◆ **Directions for this task**: In the entries below, how many lines contain the string "Report"? State the number and nothing else.

#### Recorded data

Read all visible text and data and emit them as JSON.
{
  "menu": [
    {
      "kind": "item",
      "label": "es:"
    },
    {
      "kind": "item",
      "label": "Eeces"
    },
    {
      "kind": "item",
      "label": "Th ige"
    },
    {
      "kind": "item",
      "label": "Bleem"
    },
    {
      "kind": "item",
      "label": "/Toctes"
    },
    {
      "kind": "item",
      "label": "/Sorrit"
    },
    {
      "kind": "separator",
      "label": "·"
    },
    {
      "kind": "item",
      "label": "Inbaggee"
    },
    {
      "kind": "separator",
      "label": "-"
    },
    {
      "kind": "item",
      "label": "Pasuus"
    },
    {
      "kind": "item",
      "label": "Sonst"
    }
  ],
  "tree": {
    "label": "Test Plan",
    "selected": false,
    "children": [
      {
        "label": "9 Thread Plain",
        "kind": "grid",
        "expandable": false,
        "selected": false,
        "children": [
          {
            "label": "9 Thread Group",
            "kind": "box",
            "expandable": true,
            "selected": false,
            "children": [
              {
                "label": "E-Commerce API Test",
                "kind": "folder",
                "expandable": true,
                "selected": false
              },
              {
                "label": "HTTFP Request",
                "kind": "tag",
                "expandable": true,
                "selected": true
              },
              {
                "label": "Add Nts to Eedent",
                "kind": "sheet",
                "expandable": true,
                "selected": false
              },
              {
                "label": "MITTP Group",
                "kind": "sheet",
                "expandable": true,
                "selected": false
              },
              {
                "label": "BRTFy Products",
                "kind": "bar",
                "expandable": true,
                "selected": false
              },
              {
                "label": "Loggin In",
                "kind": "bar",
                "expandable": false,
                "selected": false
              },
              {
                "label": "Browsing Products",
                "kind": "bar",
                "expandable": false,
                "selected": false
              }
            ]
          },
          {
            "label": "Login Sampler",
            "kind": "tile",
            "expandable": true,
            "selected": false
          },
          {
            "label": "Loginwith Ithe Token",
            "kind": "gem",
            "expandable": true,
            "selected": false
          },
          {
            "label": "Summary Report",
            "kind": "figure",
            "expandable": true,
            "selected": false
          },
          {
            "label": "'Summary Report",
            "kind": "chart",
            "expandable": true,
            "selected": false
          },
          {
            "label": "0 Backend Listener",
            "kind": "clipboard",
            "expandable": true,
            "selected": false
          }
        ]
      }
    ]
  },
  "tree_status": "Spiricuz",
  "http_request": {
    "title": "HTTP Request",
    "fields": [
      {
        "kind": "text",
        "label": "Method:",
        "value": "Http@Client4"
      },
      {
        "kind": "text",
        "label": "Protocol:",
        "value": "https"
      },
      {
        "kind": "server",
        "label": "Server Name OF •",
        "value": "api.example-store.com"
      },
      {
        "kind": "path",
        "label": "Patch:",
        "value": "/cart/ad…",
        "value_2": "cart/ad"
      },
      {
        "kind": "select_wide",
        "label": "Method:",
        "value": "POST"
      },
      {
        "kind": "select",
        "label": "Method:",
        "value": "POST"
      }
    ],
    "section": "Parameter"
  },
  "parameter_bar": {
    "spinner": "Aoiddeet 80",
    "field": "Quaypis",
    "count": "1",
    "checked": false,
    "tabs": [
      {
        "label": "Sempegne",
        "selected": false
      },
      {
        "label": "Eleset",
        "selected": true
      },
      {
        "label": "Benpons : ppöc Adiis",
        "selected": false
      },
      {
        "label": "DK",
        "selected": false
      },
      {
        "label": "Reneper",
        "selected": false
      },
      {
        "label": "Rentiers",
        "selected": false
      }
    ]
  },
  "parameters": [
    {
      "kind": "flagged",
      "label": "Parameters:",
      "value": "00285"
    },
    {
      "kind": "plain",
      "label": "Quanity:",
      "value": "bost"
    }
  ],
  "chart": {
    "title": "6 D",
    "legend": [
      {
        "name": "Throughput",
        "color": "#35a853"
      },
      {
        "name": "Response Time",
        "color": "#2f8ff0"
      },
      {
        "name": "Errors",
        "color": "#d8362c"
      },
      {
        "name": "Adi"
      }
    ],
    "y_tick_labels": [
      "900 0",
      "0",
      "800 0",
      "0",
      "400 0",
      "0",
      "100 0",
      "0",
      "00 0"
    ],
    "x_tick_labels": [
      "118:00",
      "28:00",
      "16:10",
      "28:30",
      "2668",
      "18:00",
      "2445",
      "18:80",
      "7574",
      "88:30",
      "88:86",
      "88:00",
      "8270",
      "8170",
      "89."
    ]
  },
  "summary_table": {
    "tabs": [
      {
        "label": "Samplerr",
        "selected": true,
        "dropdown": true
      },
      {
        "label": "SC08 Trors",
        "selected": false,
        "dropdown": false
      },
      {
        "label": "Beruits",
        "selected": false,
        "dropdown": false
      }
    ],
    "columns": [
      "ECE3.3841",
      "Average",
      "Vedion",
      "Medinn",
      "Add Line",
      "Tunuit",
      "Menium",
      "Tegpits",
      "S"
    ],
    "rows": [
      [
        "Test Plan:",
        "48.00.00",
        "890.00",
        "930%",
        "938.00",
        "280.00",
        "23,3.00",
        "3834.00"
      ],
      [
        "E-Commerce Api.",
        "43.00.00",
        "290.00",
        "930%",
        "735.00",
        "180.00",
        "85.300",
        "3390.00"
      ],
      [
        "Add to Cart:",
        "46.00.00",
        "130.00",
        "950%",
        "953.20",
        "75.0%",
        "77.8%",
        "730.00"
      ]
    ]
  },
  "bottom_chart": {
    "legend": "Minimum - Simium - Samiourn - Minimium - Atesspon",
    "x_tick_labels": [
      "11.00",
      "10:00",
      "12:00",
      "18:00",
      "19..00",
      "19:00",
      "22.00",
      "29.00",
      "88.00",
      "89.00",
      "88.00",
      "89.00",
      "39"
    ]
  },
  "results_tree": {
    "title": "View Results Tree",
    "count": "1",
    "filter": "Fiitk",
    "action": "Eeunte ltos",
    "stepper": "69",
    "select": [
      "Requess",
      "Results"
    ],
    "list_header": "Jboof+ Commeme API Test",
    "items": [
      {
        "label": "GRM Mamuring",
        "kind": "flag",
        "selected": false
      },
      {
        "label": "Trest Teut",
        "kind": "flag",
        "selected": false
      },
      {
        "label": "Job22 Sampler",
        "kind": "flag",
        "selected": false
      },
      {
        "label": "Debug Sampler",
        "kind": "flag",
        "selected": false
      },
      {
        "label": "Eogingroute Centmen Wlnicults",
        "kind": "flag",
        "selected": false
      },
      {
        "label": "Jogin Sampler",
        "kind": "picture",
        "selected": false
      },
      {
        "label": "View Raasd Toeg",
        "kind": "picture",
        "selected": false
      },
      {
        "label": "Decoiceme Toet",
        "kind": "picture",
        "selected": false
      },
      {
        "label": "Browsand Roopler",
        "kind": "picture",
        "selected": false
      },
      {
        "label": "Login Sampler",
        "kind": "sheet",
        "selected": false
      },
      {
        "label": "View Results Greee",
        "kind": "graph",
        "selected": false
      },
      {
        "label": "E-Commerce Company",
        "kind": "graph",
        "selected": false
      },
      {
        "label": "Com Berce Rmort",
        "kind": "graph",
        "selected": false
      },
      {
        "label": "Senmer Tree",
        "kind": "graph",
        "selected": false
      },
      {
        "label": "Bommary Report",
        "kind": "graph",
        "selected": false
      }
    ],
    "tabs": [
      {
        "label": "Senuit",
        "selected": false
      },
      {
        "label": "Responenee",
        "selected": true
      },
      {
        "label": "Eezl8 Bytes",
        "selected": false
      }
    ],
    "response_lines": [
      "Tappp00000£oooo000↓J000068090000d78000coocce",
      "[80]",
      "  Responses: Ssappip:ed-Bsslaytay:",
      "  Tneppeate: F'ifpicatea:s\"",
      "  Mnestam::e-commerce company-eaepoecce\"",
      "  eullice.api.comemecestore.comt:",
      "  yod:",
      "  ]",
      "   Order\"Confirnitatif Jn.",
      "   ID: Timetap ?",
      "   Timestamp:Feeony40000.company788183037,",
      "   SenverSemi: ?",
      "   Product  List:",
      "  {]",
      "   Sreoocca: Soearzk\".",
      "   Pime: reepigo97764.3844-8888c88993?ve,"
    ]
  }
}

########

◆ **Exercise answer**: 3